I’m wound up. Translation: Pissed off by an argument I had with an arrogant rent-a-cop type who told an elderly tourist couple walking beside a wall on Mykonos’ main street that they couldn’t stop to look across the wall at the sea, because the wall was “private property.”
|Old photos courtesy Dimitris Koutsoukos|
So, today I’m writing about a different side of Mykonos, not its iconic windmills and pelicans, dozens of breathtaking beaches, or fevered nightlife.
Obviously, the situation exploited by the fictional salesman in “The Music Man”—to save River City, Iowa’s children from the sins of ruination symbolized by a pool hall—is quite different from what confronts Mykonos. Mykonos’ hustlers are real, and they’ve come with a goal of turning the entire island into a “pool hall,” offering the “sins of ruination” as enticements, not warnings.
I’m not talking about crooked politicians who line their pockets with funds stolen from hospitals, schools, roads, public services, and so on, that’s a subject for the courts to decide.
I’m talking about those masters of the craft of selling the sizzle not the steak. Or, if you prefer fish, they know the perfect bait for landing the big one every time. It’s hard to resist promises of fame, celebrity, and wealth, especially when the salesmen are smooth. And Mykonos attracts the best, because these guys come to where the money, sex, and action are to be found. In the United States they make a beeline for HOLLYWOOD (known to some not so fondly as ‘fraud central USA” for all the scams run there under the guise of “the Biz”) or Las Vegas where “What happens in Vegas stays in Vegas” (translation: your money and/or soul).
Hey, I’m no prude. I love Vegas and LA. I got engaged in one and married in the other. [Pause to reconsider the penultimate sentence. :)]
But, I accept those places for what they are: Polities born out of unfettered development, selective enforcement of codes and ordinances, and acceptance of the ruthless and unscrupulous into their midst. If that’s the path Mykonos chooses to pursue, fine. But no one should be misled into believing such changes have made or will make their island a “better” place. What they most certainly do is make it a different place. Whether better or worse depends on whom you ask and only their great-grandchildren will know the truth.

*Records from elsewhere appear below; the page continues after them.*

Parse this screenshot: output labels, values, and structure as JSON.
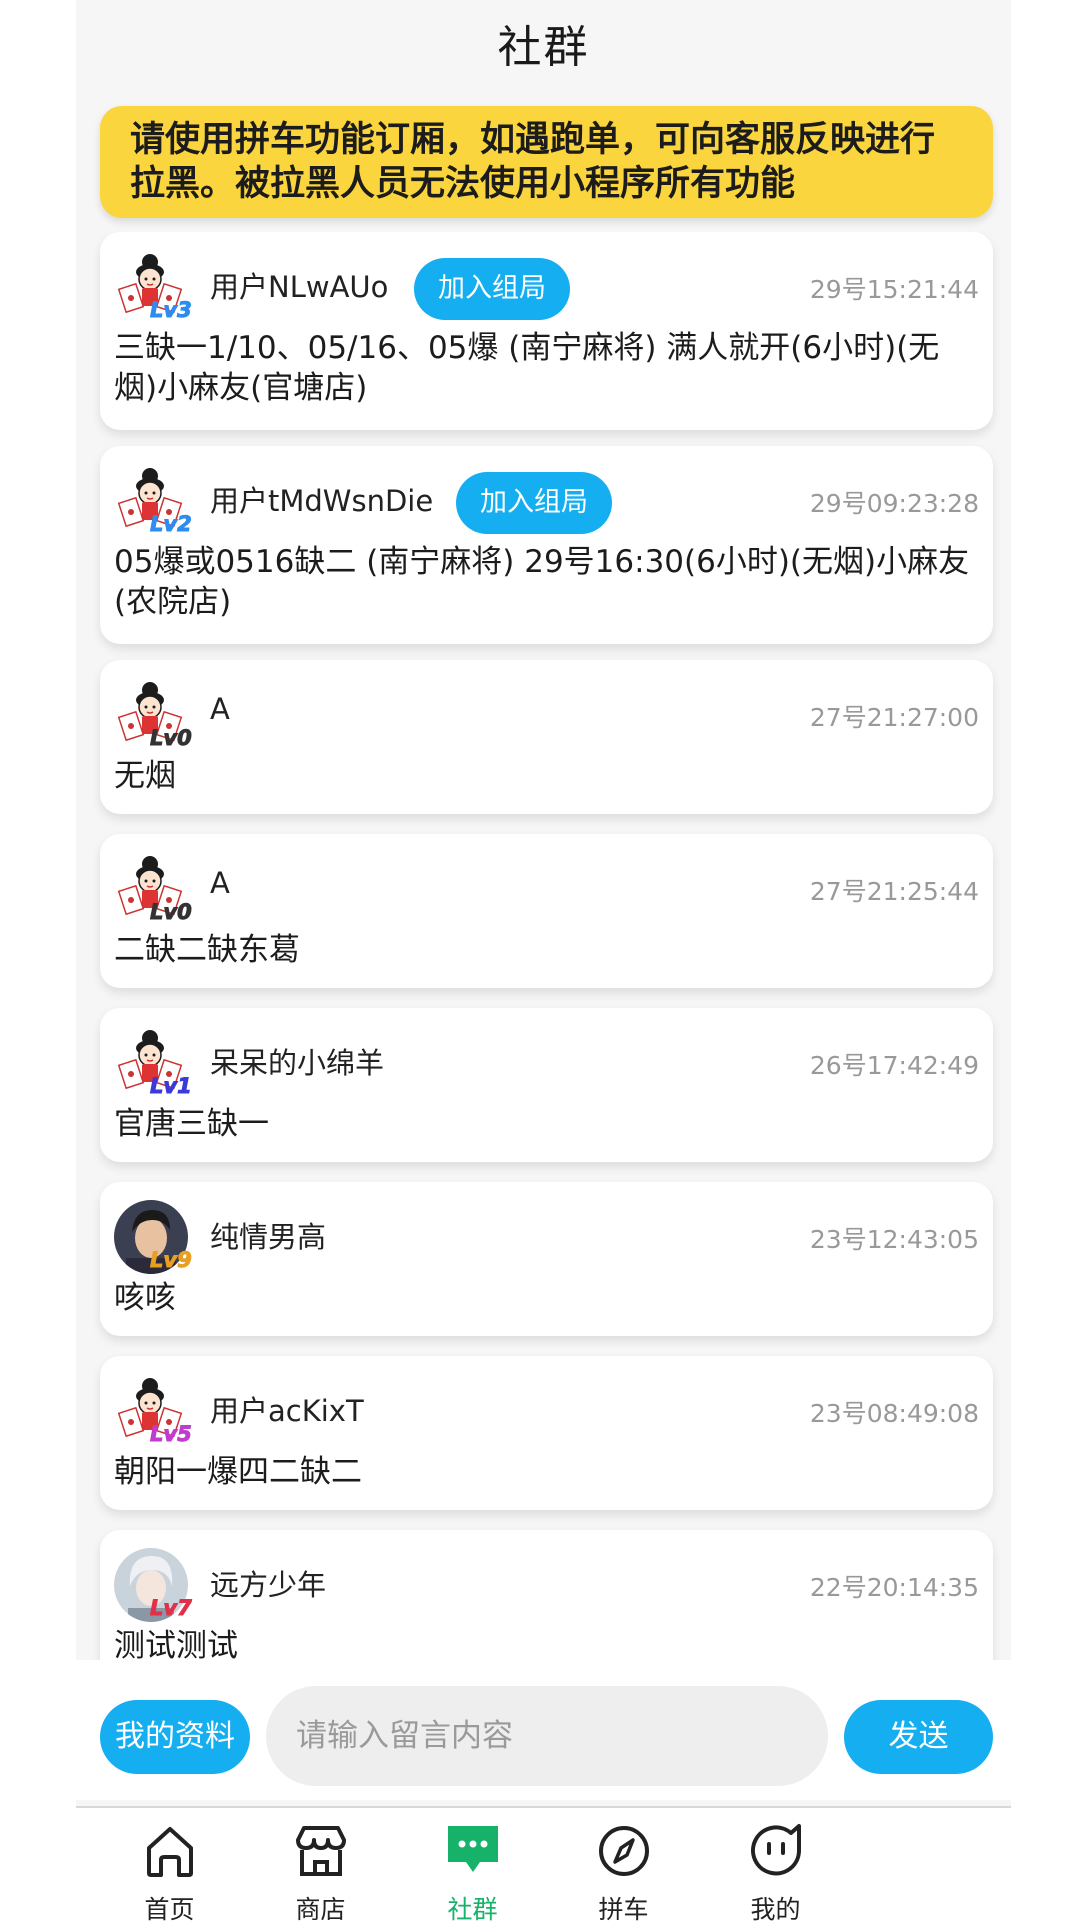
{
  "header": {
    "title": "社群"
  },
  "notice": {
    "text": "请使用拼车功能订厢，如遇跑单，可向客服反映进行拉黑。被拉黑人员无法使用小程序所有功能"
  },
  "posts": [
    {
      "user": "用户NLwAUo",
      "level": "Lv3",
      "level_color": "#2d8cf0",
      "join_label": "加入组局",
      "time": "29号15:21:44",
      "content": "三缺一1/10、05/16、05爆 (南宁麻将) 满人就开(6小时)(无烟)小麻友(官塘店)",
      "avatar": "cartoon-mascot"
    },
    {
      "user": "用户tMdWsnDie",
      "level": "Lv2",
      "level_color": "#2d8cf0",
      "join_label": "加入组局",
      "time": "29号09:23:28",
      "content": "05爆或0516缺二 (南宁麻将) 29号16:30(6小时)(无烟)小麻友(农院店)",
      "avatar": "cartoon-mascot"
    },
    {
      "user": "A",
      "level": "Lv0",
      "level_color": "#333333",
      "time": "27号21:27:00",
      "content": "无烟",
      "avatar": "cartoon-mascot"
    },
    {
      "user": "A",
      "level": "Lv0",
      "level_color": "#333333",
      "time": "27号21:25:44",
      "content": "二缺二缺东葛",
      "avatar": "cartoon-mascot"
    },
    {
      "user": "呆呆的小绵羊",
      "level": "Lv1",
      "level_color": "#3a3ad8",
      "time": "26号17:42:49",
      "content": "官唐三缺一",
      "avatar": "cartoon-mascot"
    },
    {
      "user": "纯情男高",
      "level": "Lv9",
      "level_color": "#e8a020",
      "time": "23号12:43:05",
      "content": "咳咳",
      "avatar": "photo-boy"
    },
    {
      "user": "用户acKixT",
      "level": "Lv5",
      "level_color": "#c03cd0",
      "time": "23号08:49:08",
      "content": "朝阳一爆四二缺二",
      "avatar": "cartoon-mascot"
    },
    {
      "user": "远方少年",
      "level": "Lv7",
      "level_color": "#e0304a",
      "time": "22号20:14:35",
      "content": "测试测试",
      "avatar": "anime-boy"
    }
  ],
  "input_bar": {
    "profile_label": "我的资料",
    "placeholder": "请输入留言内容",
    "send_label": "发送"
  },
  "tabbar": [
    {
      "label": "首页",
      "icon": "home-icon"
    },
    {
      "label": "商店",
      "icon": "store-icon"
    },
    {
      "label": "社群",
      "icon": "chat-icon",
      "active": true
    },
    {
      "label": "拼车",
      "icon": "compass-icon"
    },
    {
      "label": "我的",
      "icon": "face-icon"
    }
  ],
  "colors": {
    "accent_blue": "#15aef0",
    "notice_yellow": "#fad53e",
    "active_green": "#17b26a"
  }
}
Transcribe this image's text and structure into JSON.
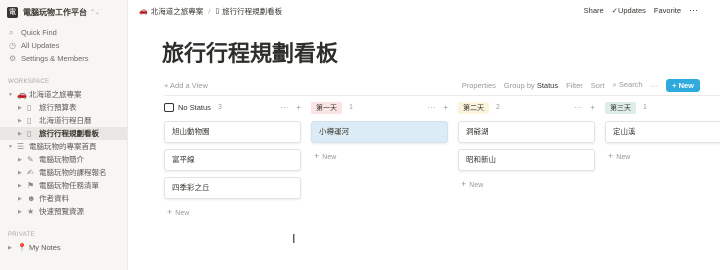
{
  "sidebar": {
    "workspace_initial": "電",
    "workspace_name": "電腦玩物工作平台",
    "nav": [
      {
        "icon": "⌕",
        "label": "Quick Find"
      },
      {
        "icon": "◷",
        "label": "All Updates"
      },
      {
        "icon": "⚙",
        "label": "Settings & Members"
      }
    ],
    "section_workspace": "WORKSPACE",
    "tree": [
      {
        "label": "北海道之旅專案"
      },
      {
        "label": "旅行預算表"
      },
      {
        "label": "北海道行程日曆"
      },
      {
        "label": "旅行行程規劃看板"
      },
      {
        "label": "電腦玩物的專案首頁"
      },
      {
        "label": "電腦玩物簡介"
      },
      {
        "label": "電腦玩物的課程報名"
      },
      {
        "label": "電腦玩物任務清單"
      },
      {
        "label": "作者資料"
      },
      {
        "label": "快速預覽資源"
      }
    ],
    "section_private": "PRIVATE",
    "private_item": "My Notes"
  },
  "topbar": {
    "crumb1": "北海道之旅專案",
    "crumb2": "旅行行程規劃看板",
    "share": "Share",
    "updates": "Updates",
    "favorite": "Favorite",
    "more": "···"
  },
  "page": {
    "title": "旅行行程規劃看板"
  },
  "viewbar": {
    "add_view": "+ Add a View",
    "properties": "Properties",
    "group_by": "Group by",
    "group_value": "Status",
    "filter": "Filter",
    "sort": "Sort",
    "search": "Search",
    "more": "···",
    "new": "New"
  },
  "board": {
    "columns": [
      {
        "title": "No Status",
        "count": "3",
        "cards": [
          "旭山動物園",
          "富平線",
          "四季彩之丘"
        ],
        "add": "New",
        "color": "#ffffff"
      },
      {
        "title": "第一天",
        "count": "1",
        "cards": [
          "小樽運河"
        ],
        "add": "New",
        "color": "#fbe4e4"
      },
      {
        "title": "第二天",
        "count": "2",
        "cards": [
          "洞爺湖",
          "昭和新山"
        ],
        "add": "New",
        "color": "#fbf3db"
      },
      {
        "title": "第三天",
        "count": "1",
        "cards": [
          "定山溪"
        ],
        "add": "New",
        "color": "#ddedea"
      }
    ]
  },
  "colors": {
    "accent": "#2eaadc",
    "sidebar_bg": "#f7f6f3",
    "card_highlight": "#dcecf6"
  }
}
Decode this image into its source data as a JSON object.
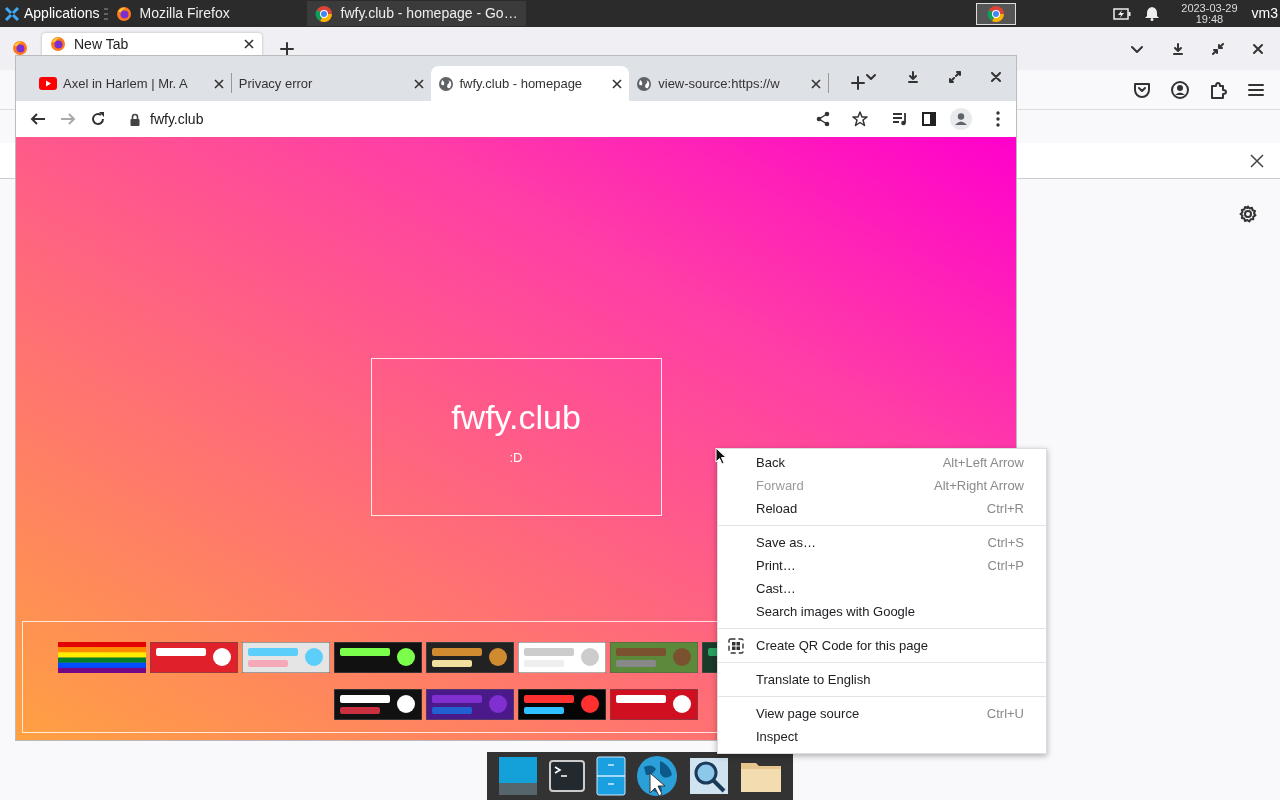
{
  "top_panel": {
    "menu_label": "Applications",
    "tasks": [
      {
        "title": "Mozilla Firefox",
        "selected": false
      },
      {
        "title": "fwfy.club - homepage - Go…",
        "selected": true
      }
    ],
    "date": "2023-03-29",
    "time": "19:48",
    "user": "vm3"
  },
  "firefox_window": {
    "tabs": [
      {
        "title": "New Tab",
        "selected": true
      }
    ]
  },
  "chrome_window": {
    "tabs": [
      {
        "title": "Axel in Harlem | Mr. A",
        "selected": false
      },
      {
        "title": "Privacy error",
        "selected": false
      },
      {
        "title": "fwfy.club - homepage",
        "selected": true
      },
      {
        "title": "view-source:https://w",
        "selected": false
      }
    ],
    "back": {
      "disabled": false
    },
    "forward": {
      "disabled": true
    },
    "address": "fwfy.club"
  },
  "page": {
    "heading": "fwfy.club",
    "subtext": ":D"
  },
  "context_menu": {
    "sections": [
      {
        "items": [
          {
            "label": "Back",
            "shortcut": "Alt+Left Arrow",
            "kind": "plain",
            "disabled": false
          },
          {
            "label": "Forward",
            "shortcut": "Alt+Right Arrow",
            "kind": "plain",
            "disabled": true
          },
          {
            "label": "Reload",
            "shortcut": "Ctrl+R",
            "kind": "plain",
            "disabled": false
          }
        ]
      },
      {
        "items": [
          {
            "label": "Save as…",
            "shortcut": "Ctrl+S",
            "kind": "plain",
            "disabled": false
          },
          {
            "label": "Print…",
            "shortcut": "Ctrl+P",
            "kind": "plain",
            "disabled": false
          },
          {
            "label": "Cast…",
            "kind": "plain",
            "disabled": false
          },
          {
            "label": "Search images with Google",
            "kind": "plain",
            "disabled": false
          }
        ]
      },
      {
        "items": [
          {
            "label": "Create QR Code for this page",
            "kind": "qr",
            "disabled": false
          }
        ]
      },
      {
        "items": [
          {
            "label": "Translate to English",
            "kind": "plain",
            "disabled": false
          }
        ]
      },
      {
        "items": [
          {
            "label": "View page source",
            "shortcut": "Ctrl+U",
            "kind": "plain",
            "disabled": false
          },
          {
            "label": "Inspect",
            "kind": "plain",
            "disabled": false
          }
        ]
      }
    ]
  }
}
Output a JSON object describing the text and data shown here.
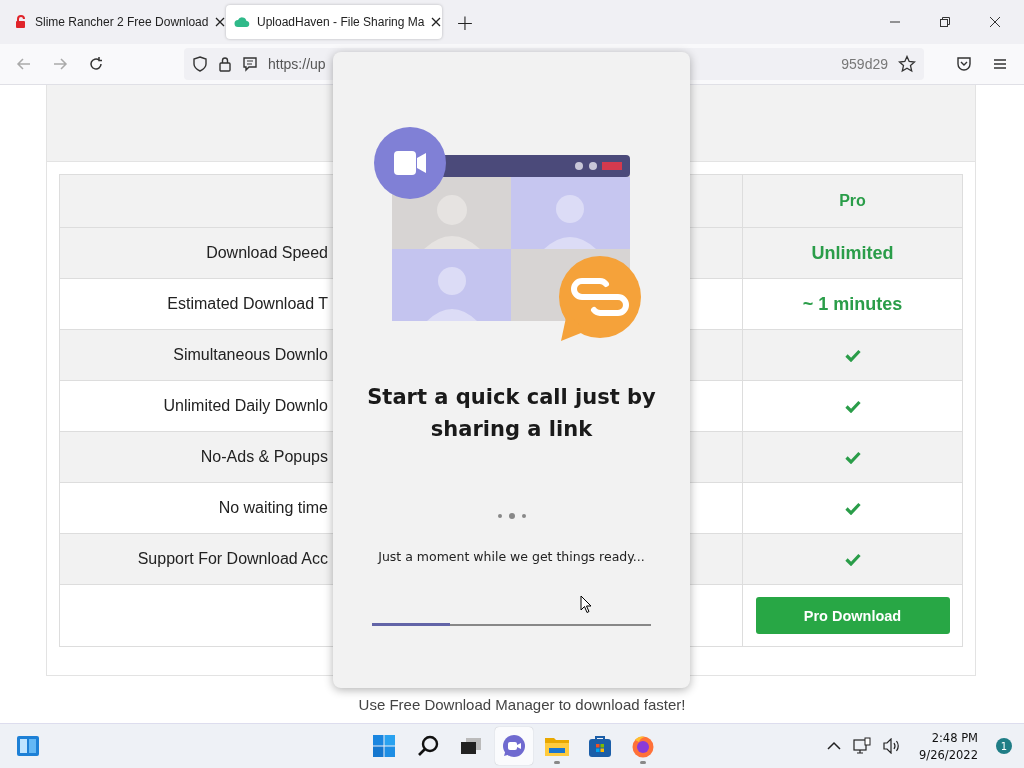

But of all Mykonos’ many natural blessings—sea, sun, beaches, and breezes—the one I most fear the island losing is what at its heart distinguishes Mykonos from all other places on this earth just as beautiful, if not more so: The unwavering hospitality of its people.
Lose that and, “Bye-bye now.”